Tuesday, August 5, 2008

Bread Line: Simply Delicious

Finding a perfect sandwich is not easy, but when you do, it’s a little slice of heaven. This is my brunch sandwich at Bread Line on Pennsylvania Ave and 17th street last Friday; and it’s a thing of beauty.

Thinly sliced smoked salmon, dill caper cream cheese, red onion and water cress. The cream was spread so delicately on the bread that it did not weigh the sandwich down, just conveyed intense creamy-fresh flavor to my mouth (and protected the bread against potential sogginess, a common sandwich downfall.) I was impressed with the watercress, a innovative selection that gave the sandwich bright tasting crunch.

My dining partner, (and frequent guinea pig for my personal culinary endeavors) ordered southern pulled pork on a Kaiser roll, but it was messy and gobbled up before I could get a good picture!

I’ve also had a few salads from Bread Line, black lentils and feta as well as chicken curry. All salads are served on top of crispy mesclun and a roll on the side. The lentils were dynamite, but i have to stop ordering curry chicken, I hate mayo-i-ness!

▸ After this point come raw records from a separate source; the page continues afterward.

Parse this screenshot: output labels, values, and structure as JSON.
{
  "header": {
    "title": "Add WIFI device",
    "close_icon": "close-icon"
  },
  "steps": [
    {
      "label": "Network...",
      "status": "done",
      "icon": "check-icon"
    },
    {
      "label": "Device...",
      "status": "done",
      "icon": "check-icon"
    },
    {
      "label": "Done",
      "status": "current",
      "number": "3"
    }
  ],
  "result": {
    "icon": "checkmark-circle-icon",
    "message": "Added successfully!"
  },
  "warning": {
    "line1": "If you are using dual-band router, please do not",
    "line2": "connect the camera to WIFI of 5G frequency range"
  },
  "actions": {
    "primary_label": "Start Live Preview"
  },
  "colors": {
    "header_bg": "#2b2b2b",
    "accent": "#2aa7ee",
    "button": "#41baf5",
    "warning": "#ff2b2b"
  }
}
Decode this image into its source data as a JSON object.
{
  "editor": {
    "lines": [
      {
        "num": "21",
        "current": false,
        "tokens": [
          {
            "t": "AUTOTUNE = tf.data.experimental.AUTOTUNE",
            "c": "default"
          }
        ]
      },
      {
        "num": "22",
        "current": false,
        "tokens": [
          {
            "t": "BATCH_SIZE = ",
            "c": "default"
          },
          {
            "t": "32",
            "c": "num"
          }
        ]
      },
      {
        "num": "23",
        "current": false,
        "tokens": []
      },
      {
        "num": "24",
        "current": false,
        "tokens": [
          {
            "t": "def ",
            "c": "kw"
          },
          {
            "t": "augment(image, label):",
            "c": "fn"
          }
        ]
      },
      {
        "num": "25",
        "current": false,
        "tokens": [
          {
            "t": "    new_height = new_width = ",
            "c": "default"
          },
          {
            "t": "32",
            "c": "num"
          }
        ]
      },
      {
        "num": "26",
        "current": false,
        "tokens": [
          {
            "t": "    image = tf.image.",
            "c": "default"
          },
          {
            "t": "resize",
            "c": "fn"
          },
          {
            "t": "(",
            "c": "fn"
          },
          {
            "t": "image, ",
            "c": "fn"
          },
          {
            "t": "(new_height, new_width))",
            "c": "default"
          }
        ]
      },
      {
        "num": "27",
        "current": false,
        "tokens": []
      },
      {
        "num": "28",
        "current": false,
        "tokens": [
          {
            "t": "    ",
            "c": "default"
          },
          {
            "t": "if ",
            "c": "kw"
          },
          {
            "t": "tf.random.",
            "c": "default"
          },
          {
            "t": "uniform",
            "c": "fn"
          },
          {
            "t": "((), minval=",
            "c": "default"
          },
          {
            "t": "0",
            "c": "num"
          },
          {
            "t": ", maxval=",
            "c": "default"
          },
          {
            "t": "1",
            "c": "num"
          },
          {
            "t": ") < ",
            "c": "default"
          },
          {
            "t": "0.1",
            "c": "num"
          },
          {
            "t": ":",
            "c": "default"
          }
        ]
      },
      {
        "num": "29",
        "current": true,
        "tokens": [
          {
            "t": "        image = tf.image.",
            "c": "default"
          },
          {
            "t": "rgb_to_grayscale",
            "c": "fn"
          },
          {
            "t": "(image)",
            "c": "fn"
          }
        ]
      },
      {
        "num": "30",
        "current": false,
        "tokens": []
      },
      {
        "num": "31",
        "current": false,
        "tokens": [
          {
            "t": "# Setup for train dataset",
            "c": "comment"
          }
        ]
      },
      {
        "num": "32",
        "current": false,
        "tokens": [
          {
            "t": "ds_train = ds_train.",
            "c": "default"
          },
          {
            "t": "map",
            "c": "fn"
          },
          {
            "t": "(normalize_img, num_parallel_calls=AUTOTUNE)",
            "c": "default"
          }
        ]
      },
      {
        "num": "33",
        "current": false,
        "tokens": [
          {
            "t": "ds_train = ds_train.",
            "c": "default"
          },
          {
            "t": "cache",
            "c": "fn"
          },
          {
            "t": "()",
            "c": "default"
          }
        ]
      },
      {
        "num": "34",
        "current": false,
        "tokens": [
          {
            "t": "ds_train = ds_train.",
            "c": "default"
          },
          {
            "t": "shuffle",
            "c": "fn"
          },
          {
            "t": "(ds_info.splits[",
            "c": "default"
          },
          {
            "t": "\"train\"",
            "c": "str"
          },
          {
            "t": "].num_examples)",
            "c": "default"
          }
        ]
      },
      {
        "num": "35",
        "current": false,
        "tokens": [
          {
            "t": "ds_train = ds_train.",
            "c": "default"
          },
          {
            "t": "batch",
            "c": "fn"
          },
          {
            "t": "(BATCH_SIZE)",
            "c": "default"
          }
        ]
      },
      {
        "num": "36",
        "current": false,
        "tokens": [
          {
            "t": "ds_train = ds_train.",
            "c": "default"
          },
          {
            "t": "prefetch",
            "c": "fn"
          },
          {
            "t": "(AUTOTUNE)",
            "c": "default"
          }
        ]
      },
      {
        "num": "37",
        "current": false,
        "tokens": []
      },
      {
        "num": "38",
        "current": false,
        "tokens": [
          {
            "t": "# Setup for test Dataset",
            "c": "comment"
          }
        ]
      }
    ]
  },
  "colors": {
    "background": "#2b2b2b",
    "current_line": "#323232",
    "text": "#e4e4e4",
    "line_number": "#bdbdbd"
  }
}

Bread Line is 7:30 until 3:30 on weekdays and sadly closed on the weekends. Get in there whenever you can. There is nothing like the smell of fresh baking bread to signal a great sammie. Hey, free WiFi too!

Bread Line
1751 Pennsylvania Ave NW, 20006

Takeout: 202.822.8900

Hours: Mon - Fri; 7:30 -3:30

Kramer Books and Afterwords Cafe

"Excuse me, but what delicious thing did you order?" I asked the innocent women unwittingly seated next to me at Kramer Books and Afterw0rds Cafe. The plate of beauty had three little mounds of grain: farro, cracked wheat and quinoa, surrouned by slow cooked chicken and slices of deep purple heirloom tomato. I ordered it immediately with the recommended white wine and it was exactly what I needed on a hot and steamy night.
I consider myself pretty well verse in the world of unusual grains, but farro and I only have a casual relationship; whereas quinoa and cracked wheat have been good housemates for for quite sometime. So, I begin dating farro. What do you do with a new potential? Google him of course!

Farro is one of the oldest grains around...it is the ancestor of modern wheat, first cultivated domestically around 11,500 BC in the fertile crescent near Israel. The french saved this traditionally Italian grain from anonymity by introducing it to haut cuisines in hearty vegetable soups. Farro has almost double the protein and fiber of conventional wheat and it is full of complex carbohydrates for long burning energy. I would describe this grain as the Cabernet sauvignon of the grain world, moist and full bodied.

Farro is staging a resurgence in restaurants all over the country. It can be used in almost any recipe calling for barley or spelt (its closest sibling) but the cooking time must be adjusted. Usually, I think of farro as a savory item, but as noted in Cook & Eat, making farrow pudding is an outstanding concept. I like the looks of this epicurious recipe: Farro Salad with Peas, Asparagus and Feta.
I followed my delicious and healthy dinner with a equally tasty, but nutritionally lacking strawberry shortcake (do you think the cookie cancels the antioxidents from the berries!?). This was one of my favorite nights in DC. Thanks DuPont Circle, I'll miss you, I'm back home in Minneapolis on Saturday, and looking forward to some Minnesota sweetcorn!